TASK DESCRIPTION: Could each entry below be printed again exactly as given?
=== LISTED ENTRIES ===
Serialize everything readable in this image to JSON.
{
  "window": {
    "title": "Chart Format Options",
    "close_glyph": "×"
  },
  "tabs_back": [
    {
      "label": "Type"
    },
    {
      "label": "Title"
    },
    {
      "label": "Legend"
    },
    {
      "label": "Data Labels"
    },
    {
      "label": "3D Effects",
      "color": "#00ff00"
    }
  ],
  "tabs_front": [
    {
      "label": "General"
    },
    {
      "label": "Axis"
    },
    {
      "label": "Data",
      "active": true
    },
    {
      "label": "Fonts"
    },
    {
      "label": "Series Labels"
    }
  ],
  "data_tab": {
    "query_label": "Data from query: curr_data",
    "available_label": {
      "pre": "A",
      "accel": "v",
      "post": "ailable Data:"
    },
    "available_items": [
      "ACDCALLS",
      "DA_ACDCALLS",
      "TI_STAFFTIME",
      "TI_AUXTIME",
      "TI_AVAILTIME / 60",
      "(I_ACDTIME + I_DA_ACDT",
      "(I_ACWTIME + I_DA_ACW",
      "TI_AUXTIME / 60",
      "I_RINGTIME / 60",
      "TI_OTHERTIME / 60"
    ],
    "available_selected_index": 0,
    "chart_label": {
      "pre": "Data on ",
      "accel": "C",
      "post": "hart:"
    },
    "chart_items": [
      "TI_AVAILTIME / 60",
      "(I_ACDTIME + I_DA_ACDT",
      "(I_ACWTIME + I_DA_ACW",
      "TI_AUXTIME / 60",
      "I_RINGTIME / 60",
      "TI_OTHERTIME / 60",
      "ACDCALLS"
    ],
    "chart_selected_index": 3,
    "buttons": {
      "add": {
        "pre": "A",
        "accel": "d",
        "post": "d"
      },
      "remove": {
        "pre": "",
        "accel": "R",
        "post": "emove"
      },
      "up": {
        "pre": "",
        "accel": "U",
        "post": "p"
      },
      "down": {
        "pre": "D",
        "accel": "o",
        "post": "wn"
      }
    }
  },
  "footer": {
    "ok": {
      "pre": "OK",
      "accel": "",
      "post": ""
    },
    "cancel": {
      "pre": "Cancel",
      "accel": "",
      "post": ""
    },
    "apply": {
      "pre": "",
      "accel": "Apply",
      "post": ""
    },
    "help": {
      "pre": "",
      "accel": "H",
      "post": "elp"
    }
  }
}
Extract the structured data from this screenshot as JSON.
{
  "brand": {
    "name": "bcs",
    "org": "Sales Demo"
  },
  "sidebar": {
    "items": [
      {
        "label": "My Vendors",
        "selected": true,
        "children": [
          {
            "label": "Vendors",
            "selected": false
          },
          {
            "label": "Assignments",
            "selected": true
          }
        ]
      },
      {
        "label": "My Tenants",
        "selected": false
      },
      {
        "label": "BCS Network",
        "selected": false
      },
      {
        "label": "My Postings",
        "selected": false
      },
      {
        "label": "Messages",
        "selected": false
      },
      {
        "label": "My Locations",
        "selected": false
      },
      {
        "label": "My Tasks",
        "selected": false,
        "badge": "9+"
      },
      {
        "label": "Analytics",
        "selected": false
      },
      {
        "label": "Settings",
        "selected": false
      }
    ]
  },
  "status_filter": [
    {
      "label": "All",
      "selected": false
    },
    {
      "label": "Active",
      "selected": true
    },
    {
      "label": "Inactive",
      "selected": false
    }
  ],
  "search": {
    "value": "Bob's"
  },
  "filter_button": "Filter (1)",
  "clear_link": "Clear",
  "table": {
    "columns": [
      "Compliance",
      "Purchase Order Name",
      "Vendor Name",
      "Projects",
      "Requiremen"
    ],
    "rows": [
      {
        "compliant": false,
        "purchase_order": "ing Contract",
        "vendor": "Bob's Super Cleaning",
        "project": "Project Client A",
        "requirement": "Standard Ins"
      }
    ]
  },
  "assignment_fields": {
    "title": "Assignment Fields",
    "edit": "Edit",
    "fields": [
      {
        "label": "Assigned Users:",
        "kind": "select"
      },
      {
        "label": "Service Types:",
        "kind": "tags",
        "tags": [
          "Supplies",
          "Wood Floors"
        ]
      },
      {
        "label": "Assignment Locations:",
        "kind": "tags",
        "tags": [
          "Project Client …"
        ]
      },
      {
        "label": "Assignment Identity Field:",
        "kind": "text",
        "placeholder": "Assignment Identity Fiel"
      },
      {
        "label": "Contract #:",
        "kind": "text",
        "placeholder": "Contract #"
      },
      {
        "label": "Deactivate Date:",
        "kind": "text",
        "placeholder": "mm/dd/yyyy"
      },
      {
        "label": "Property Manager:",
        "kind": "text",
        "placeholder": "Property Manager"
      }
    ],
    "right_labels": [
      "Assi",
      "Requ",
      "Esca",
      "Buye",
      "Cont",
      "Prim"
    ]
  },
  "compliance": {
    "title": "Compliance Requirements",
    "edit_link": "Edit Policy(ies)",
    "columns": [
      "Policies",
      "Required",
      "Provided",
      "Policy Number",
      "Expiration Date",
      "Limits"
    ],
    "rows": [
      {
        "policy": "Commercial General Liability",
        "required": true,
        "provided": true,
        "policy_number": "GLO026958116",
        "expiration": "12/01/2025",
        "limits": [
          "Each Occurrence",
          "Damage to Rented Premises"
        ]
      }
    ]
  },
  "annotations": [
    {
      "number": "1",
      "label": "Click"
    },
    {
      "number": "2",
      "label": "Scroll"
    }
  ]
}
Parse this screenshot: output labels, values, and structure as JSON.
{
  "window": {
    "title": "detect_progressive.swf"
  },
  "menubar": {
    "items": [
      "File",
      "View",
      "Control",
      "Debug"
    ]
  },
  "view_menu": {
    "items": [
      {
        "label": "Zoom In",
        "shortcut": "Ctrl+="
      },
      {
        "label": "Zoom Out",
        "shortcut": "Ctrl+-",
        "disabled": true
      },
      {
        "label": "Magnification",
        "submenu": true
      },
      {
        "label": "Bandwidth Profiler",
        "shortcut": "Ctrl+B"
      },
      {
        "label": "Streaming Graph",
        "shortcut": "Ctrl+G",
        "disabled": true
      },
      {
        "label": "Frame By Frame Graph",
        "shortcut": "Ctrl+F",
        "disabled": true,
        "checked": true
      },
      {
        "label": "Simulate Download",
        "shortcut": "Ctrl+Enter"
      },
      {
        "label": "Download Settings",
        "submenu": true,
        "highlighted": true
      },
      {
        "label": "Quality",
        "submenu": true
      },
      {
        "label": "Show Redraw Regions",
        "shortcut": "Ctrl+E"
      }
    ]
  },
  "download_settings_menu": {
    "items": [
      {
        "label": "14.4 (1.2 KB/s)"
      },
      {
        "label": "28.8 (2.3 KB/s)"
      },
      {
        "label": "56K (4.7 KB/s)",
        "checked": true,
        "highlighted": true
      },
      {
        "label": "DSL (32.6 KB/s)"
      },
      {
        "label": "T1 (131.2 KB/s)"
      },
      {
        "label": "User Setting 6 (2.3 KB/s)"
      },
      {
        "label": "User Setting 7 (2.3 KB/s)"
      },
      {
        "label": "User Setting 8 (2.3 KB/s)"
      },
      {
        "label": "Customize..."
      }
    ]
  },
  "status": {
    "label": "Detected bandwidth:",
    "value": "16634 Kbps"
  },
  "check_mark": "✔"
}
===
RESULT OF THE TASK:
Serialize everything readable in this image to JSON.
{
  "window": {
    "title": "Chart Format Options",
    "close_glyph": "×"
  },
  "tabs_back": [
    {
      "label": "Type"
    },
    {
      "label": "Title"
    },
    {
      "label": "Legend"
    },
    {
      "label": "Data Labels"
    },
    {
      "label": "3D Effects",
      "color": "#00ff00"
    }
  ],
  "tabs_front": [
    {
      "label": "General"
    },
    {
      "label": "Axis"
    },
    {
      "label": "Data",
      "active": true
    },
    {
      "label": "Fonts"
    },
    {
      "label": "Series Labels"
    }
  ],
  "data_tab": {
    "query_label": "Data from query: curr_data",
    "available_label": {
      "pre": "A",
      "accel": "v",
      "post": "ailable Data:"
    },
    "available_items": [
      "ACDCALLS",
      "DA_ACDCALLS",
      "TI_STAFFTIME",
      "TI_AUXTIME",
      "TI_AVAILTIME / 60",
      "(I_ACDTIME + I_DA_ACDT",
      "(I_ACWTIME + I_DA_ACW",
      "TI_AUXTIME / 60",
      "I_RINGTIME / 60",
      "TI_OTHERTIME / 60"
    ],
    "available_selected_index": 0,
    "chart_label": {
      "pre": "Data on ",
      "accel": "C",
      "post": "hart:"
    },
    "chart_items": [
      "TI_AVAILTIME / 60",
      "(I_ACDTIME + I_DA_ACDT",
      "(I_ACWTIME + I_DA_ACW",
      "TI_AUXTIME / 60",
      "I_RINGTIME / 60",
      "TI_OTHERTIME / 60",
      "ACDCALLS"
    ],
    "chart_selected_index": 3,
    "buttons": {
      "add": {
        "pre": "A",
        "accel": "d",
        "post": "d"
      },
      "remove": {
        "pre": "",
        "accel": "R",
        "post": "emove"
      },
      "up": {
        "pre": "",
        "accel": "U",
        "post": "p"
      },
      "down": {
        "pre": "D",
        "accel": "o",
        "post": "wn"
      }
    }
  },
  "footer": {
    "ok": {
      "pre": "OK",
      "accel": "",
      "post": ""
    },
    "cancel": {
      "pre": "Cancel",
      "accel": "",
      "post": ""
    },
    "apply": {
      "pre": "",
      "accel": "Apply",
      "post": ""
    },
    "help": {
      "pre": "",
      "accel": "H",
      "post": "elp"
    }
  }
}
Extract the structured data from this screenshot as JSON.
{
  "brand": {
    "name": "bcs",
    "org": "Sales Demo"
  },
  "sidebar": {
    "items": [
      {
        "label": "My Vendors",
        "selected": true,
        "children": [
          {
            "label": "Vendors",
            "selected": false
          },
          {
            "label": "Assignments",
            "selected": true
          }
        ]
      },
      {
        "label": "My Tenants",
        "selected": false
      },
      {
        "label": "BCS Network",
        "selected": false
      },
      {
        "label": "My Postings",
        "selected": false
      },
      {
        "label": "Messages",
        "selected": false
      },
      {
        "label": "My Locations",
        "selected": false
      },
      {
        "label": "My Tasks",
        "selected": false,
        "badge": "9+"
      },
      {
        "label": "Analytics",
        "selected": false
      },
      {
        "label": "Settings",
        "selected": false
      }
    ]
  },
  "status_filter": [
    {
      "label": "All",
      "selected": false
    },
    {
      "label": "Active",
      "selected": true
    },
    {
      "label": "Inactive",
      "selected": false
    }
  ],
  "search": {
    "value": "Bob's"
  },
  "filter_button": "Filter (1)",
  "clear_link": "Clear",
  "table": {
    "columns": [
      "Compliance",
      "Purchase Order Name",
      "Vendor Name",
      "Projects",
      "Requiremen"
    ],
    "rows": [
      {
        "compliant": false,
        "purchase_order": "ing Contract",
        "vendor": "Bob's Super Cleaning",
        "project": "Project Client A",
        "requirement": "Standard Ins"
      }
    ]
  },
  "assignment_fields": {
    "title": "Assignment Fields",
    "edit": "Edit",
    "fields": [
      {
        "label": "Assigned Users:",
        "kind": "select"
      },
      {
        "label": "Service Types:",
        "kind": "tags",
        "tags": [
          "Supplies",
          "Wood Floors"
        ]
      },
      {
        "label": "Assignment Locations:",
        "kind": "tags",
        "tags": [
          "Project Client …"
        ]
      },
      {
        "label": "Assignment Identity Field:",
        "kind": "text",
        "placeholder": "Assignment Identity Fiel"
      },
      {
        "label": "Contract #:",
        "kind": "text",
        "placeholder": "Contract #"
      },
      {
        "label": "Deactivate Date:",
        "kind": "text",
        "placeholder": "mm/dd/yyyy"
      },
      {
        "label": "Property Manager:",
        "kind": "text",
        "placeholder": "Property Manager"
      }
    ],
    "right_labels": [
      "Assi",
      "Requ",
      "Esca",
      "Buye",
      "Cont",
      "Prim"
    ]
  },
  "compliance": {
    "title": "Compliance Requirements",
    "edit_link": "Edit Policy(ies)",
    "columns": [
      "Policies",
      "Required",
      "Provided",
      "Policy Number",
      "Expiration Date",
      "Limits"
    ],
    "rows": [
      {
        "policy": "Commercial General Liability",
        "required": true,
        "provided": true,
        "policy_number": "GLO026958116",
        "expiration": "12/01/2025",
        "limits": [
          "Each Occurrence",
          "Damage to Rented Premises"
        ]
      }
    ]
  },
  "annotations": [
    {
      "number": "1",
      "label": "Click"
    },
    {
      "number": "2",
      "label": "Scroll"
    }
  ]
}
Parse this screenshot: output labels, values, and structure as JSON.
{
  "window": {
    "title": "detect_progressive.swf"
  },
  "menubar": {
    "items": [
      "File",
      "View",
      "Control",
      "Debug"
    ]
  },
  "view_menu": {
    "items": [
      {
        "label": "Zoom In",
        "shortcut": "Ctrl+="
      },
      {
        "label": "Zoom Out",
        "shortcut": "Ctrl+-",
        "disabled": true
      },
      {
        "label": "Magnification",
        "submenu": true
      },
      {
        "label": "Bandwidth Profiler",
        "shortcut": "Ctrl+B"
      },
      {
        "label": "Streaming Graph",
        "shortcut": "Ctrl+G",
        "disabled": true
      },
      {
        "label": "Frame By Frame Graph",
        "shortcut": "Ctrl+F",
        "disabled": true,
        "checked": true
      },
      {
        "label": "Simulate Download",
        "shortcut": "Ctrl+Enter"
      },
      {
        "label": "Download Settings",
        "submenu": true,
        "highlighted": true
      },
      {
        "label": "Quality",
        "submenu": true
      },
      {
        "label": "Show Redraw Regions",
        "shortcut": "Ctrl+E"
      }
    ]
  },
  "download_settings_menu": {
    "items": [
      {
        "label": "14.4 (1.2 KB/s)"
      },
      {
        "label": "28.8 (2.3 KB/s)"
      },
      {
        "label": "56K (4.7 KB/s)",
        "checked": true,
        "highlighted": true
      },
      {
        "label": "DSL (32.6 KB/s)"
      },
      {
        "label": "T1 (131.2 KB/s)"
      },
      {
        "label": "User Setting 6 (2.3 KB/s)"
      },
      {
        "label": "User Setting 7 (2.3 KB/s)"
      },
      {
        "label": "User Setting 8 (2.3 KB/s)"
      },
      {
        "label": "Customize..."
      }
    ]
  },
  "status": {
    "label": "Detected bandwidth:",
    "value": "16634 Kbps"
  },
  "check_mark": "✔"
}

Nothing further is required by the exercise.